While not everyone who quits smoking will experience all these symptoms, they collectively are what can make it so difficult to quit. This is why people who quit smoking often do so with the help and supervision of their doctor or local pharmacy, who can advise on how to deal with withdrawal symptoms and recommend supplementary treatments to make the journey easier.
But the rewards are almost endless
While kicking the habit can be difficult at first, the good news is that the health benefits, both long-term and short-term, are almost endless. Once you’re over the hump, you can look forward to healthier organs, increased energy levels, lower blood pressure, and greatly reduced risk of major diseases, to name but a few.
Here’s a timeline of what happens to your body after you finish your last cigarette – from 20 minutes to 15 years.
Cigarettes have a number of immediate effects on the body, including higher blood pressure and heart rate. As soon as 20 minutes from finishing your last cigarette, these effects will begin to reverse: your blood pressure will return to normal levels, and your heart rate will drop to its resting pace.
8 to 12 hours
Carbon monoxide, the dangerous substance that comes from car exhausts, is also produced when tobacco is burned. When inhaling cigarette smoke, you also breathe in carbon monoxide, which is then absorbed through the lungs and into the bloodstream. Eight to twelve hours after your last cigarette, however, the levels of carbon monoxide in your body will begin to drop – increasing your blood oxygen level as a result.
Smoking affects all parts of the body in a variety of different ways – including the nerve endings in your mouth and nose. The chemicals found in cigarette smoke damage the nerves that allow you to smell and taste, which reduce these sensations as a result. After two days of smoking cessation, these sensations will begin to improve as your body repairs the damaged nerve endings.
2 to 9 weeks
While your heart rate and blood pressure begin to improve just 20 minutes after your last cigarette, your heart health continues to improve for a long time afterwards. From as soon as a fortnight after quitting, your heart rate and blood pressure will continue to drop, and your circulation, oxygen levels and lung function will all improve – reducing your risk of a heart attack.
1 to 9 months
The debris and mucus build-up that smoking causes in the lungs can cause shortness of breath, coughing and sinus congestion. Between one and nine months after quitting, these symptoms will begin to improve. Your lungs will feel healthier. You’ll cough less. Your sinuses will be clearer. Your energy levels will increase.
The evidence clearly shows that smoking greatly increases your risk of heart disease. It damages circulation, increases your blood pressure and heart rate and lowers your blood oxygen levels.
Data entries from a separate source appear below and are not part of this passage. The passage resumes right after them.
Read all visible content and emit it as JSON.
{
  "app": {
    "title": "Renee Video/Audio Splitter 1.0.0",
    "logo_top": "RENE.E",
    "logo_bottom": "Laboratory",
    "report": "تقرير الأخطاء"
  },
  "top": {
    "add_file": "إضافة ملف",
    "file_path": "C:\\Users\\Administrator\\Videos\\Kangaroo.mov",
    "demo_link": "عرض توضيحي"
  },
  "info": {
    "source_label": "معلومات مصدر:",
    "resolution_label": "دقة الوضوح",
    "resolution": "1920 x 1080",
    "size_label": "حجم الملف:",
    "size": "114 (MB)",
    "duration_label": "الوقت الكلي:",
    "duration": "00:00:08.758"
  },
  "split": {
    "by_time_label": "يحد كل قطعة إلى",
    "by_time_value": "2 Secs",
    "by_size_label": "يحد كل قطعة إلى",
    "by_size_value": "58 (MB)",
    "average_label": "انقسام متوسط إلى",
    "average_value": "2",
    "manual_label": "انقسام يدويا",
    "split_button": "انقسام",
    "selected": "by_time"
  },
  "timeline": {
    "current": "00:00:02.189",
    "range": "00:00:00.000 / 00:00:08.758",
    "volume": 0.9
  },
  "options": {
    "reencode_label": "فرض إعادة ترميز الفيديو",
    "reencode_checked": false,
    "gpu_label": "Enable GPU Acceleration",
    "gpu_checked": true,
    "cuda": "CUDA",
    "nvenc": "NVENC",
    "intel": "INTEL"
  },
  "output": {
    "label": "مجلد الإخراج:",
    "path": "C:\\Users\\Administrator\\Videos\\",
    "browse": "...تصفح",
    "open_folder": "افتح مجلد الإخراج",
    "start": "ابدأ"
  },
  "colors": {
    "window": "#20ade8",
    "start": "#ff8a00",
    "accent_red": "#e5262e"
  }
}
The good news, however, is that a year after quitting your risk of heart disease will be cut in half.
The more a person smokes, the more they are at risk of stroke. Depending on your overall health and the length of time you’ve smoked, however, your risk of stroke will be the same as someone who’s never smoked within 5 to 15 years of quitting.
People who smoke are 15 to 30 times more likely to develop or die from lung cancer than people who have never smoked. It isn’t just heavy smokers this affects, either: infrequent or social smoking will increase your chances of developing lung cancer later on in life. After 10 years of quitting, however, your risk of lung cancer will drop to that of someone who’s never smoked. And as a bonus, your risk of developing other cancers drops significantly as well.
After a decade and a half of quitting, your chances of developing heart disease go back to the same level of someone who has never smoked. Your cholesterol will be lower, your risk of blood clots will reduce, and your blood pressure will be healthier as well.
The bottom line
Quitting smoking is often a huge challenge. The immediate withdrawal symptoms and nicotine cravings can make it all too easy to relent and start smoking again. But when compared to the myriad of health benefits that result from quitting, the short-term difficulties are a drop in the ocean. And if you do find it too challenging, there are a variety of treatments that can make it much easier to quit for good.